:: RECORDS TO USE ::
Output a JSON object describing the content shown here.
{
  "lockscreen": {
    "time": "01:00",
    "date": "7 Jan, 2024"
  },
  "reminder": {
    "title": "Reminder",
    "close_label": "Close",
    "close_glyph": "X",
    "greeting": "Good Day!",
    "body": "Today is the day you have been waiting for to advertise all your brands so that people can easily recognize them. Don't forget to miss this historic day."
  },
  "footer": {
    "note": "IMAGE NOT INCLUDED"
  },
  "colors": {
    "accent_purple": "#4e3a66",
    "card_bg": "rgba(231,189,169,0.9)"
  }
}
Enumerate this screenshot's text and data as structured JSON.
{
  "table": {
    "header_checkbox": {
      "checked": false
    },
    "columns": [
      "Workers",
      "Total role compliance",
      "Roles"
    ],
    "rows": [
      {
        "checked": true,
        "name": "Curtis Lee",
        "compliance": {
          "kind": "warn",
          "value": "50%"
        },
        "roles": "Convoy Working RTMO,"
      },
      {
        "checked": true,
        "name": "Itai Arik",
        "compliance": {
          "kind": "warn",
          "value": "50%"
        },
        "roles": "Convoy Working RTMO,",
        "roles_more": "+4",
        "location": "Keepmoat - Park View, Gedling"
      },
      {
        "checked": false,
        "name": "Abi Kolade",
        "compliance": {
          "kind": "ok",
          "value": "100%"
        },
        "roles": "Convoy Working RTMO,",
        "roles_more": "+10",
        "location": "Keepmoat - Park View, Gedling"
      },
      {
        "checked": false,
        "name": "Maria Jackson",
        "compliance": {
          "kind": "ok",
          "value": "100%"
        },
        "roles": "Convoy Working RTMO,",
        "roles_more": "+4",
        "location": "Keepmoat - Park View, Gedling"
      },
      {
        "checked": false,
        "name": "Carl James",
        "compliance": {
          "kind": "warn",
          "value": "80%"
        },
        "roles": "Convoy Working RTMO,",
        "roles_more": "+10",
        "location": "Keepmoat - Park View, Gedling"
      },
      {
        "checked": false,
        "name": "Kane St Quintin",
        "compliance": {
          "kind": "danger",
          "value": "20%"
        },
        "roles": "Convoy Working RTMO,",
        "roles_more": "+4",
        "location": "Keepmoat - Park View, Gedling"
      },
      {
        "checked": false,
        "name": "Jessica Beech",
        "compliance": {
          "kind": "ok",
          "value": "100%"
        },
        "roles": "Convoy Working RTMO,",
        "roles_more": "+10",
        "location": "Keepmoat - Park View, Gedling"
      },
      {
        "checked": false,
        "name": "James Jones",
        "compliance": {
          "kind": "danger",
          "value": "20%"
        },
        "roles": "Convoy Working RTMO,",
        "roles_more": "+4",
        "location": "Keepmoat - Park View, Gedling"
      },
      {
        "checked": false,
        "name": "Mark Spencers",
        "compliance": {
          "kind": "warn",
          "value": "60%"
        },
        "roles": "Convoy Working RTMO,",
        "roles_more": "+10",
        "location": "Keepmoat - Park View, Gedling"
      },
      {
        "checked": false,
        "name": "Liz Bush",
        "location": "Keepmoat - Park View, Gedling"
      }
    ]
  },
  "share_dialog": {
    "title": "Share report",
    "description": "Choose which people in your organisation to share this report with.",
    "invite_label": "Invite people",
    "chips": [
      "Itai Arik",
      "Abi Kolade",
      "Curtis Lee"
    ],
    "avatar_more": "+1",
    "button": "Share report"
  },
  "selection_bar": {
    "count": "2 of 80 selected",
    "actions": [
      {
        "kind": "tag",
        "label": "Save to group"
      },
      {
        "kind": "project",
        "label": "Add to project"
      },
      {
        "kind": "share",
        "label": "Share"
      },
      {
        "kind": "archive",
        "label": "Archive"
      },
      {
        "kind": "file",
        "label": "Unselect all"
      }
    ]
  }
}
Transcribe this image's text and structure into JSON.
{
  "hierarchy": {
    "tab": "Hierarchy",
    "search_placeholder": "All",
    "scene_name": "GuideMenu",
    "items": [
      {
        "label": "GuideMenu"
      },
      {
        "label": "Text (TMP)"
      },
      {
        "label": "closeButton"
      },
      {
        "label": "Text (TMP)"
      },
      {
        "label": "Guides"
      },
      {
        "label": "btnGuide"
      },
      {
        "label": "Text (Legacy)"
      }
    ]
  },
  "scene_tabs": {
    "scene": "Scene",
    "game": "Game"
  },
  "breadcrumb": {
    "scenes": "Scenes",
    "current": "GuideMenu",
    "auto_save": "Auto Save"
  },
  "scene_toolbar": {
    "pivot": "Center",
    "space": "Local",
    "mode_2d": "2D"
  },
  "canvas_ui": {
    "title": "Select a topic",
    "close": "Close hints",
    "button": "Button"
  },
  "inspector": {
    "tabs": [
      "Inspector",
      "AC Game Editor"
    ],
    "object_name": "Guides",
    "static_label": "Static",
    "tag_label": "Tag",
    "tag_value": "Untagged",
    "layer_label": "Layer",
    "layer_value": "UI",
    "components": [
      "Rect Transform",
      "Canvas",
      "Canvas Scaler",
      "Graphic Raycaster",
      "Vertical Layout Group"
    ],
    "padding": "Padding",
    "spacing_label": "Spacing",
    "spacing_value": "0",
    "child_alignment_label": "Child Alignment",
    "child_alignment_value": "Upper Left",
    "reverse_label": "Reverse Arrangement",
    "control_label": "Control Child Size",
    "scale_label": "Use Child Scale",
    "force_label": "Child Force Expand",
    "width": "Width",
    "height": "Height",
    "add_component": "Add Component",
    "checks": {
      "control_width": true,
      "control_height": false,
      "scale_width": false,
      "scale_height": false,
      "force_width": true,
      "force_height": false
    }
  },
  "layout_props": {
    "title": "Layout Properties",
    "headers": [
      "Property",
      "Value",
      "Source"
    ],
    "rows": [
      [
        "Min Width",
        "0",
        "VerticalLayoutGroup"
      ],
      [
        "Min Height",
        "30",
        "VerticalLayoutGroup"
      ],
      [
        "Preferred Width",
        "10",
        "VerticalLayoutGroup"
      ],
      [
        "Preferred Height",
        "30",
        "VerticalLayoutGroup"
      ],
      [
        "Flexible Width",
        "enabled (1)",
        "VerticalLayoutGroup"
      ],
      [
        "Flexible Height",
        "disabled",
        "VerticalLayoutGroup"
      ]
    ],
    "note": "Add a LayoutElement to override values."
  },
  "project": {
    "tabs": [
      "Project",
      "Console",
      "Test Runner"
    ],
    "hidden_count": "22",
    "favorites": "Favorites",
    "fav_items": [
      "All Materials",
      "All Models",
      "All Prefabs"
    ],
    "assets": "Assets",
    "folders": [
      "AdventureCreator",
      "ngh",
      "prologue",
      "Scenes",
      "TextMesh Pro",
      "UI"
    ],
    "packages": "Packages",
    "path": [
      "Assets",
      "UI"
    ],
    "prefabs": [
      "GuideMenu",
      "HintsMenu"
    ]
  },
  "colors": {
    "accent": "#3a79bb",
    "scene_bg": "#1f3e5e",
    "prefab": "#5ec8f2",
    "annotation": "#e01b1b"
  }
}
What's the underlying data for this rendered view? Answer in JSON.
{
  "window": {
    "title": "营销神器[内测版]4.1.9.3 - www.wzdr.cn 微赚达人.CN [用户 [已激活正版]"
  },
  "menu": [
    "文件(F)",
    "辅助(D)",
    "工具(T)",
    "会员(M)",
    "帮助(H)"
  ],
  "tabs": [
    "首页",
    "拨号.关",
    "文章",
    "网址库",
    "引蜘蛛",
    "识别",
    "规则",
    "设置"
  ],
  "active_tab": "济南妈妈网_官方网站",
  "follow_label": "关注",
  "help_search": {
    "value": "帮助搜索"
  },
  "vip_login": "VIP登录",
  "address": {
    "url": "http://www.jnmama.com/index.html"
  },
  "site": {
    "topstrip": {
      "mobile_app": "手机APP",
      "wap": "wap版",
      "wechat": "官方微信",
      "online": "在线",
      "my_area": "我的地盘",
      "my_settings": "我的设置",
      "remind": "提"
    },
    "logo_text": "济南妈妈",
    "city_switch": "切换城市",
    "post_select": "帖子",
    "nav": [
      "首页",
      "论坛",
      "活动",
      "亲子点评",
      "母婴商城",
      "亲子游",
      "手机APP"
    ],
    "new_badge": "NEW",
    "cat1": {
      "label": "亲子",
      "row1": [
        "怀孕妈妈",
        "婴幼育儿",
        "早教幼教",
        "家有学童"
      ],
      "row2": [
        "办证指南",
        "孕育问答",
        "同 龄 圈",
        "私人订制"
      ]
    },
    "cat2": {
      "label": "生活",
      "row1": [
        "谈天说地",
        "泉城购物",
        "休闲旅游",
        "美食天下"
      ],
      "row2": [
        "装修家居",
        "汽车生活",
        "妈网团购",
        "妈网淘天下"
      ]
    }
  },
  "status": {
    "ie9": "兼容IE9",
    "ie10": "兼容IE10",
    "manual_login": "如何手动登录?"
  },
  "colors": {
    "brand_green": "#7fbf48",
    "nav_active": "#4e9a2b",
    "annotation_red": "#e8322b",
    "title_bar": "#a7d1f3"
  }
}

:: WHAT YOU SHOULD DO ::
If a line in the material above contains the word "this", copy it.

:: WRITTEN ANSWER ::
    "body": "Today is the day you have been waiting for to advertise all your brands so that people can easily recognize them. Don't forget to miss this historic day."
Enumerate this screenshot's text and data as structured JSON.
    "description": "Choose which people in your organisation to share this report with.",
Transcribe this image's text and structure into JSON.
What's the underlying data for this rendered view? Answer in JSON.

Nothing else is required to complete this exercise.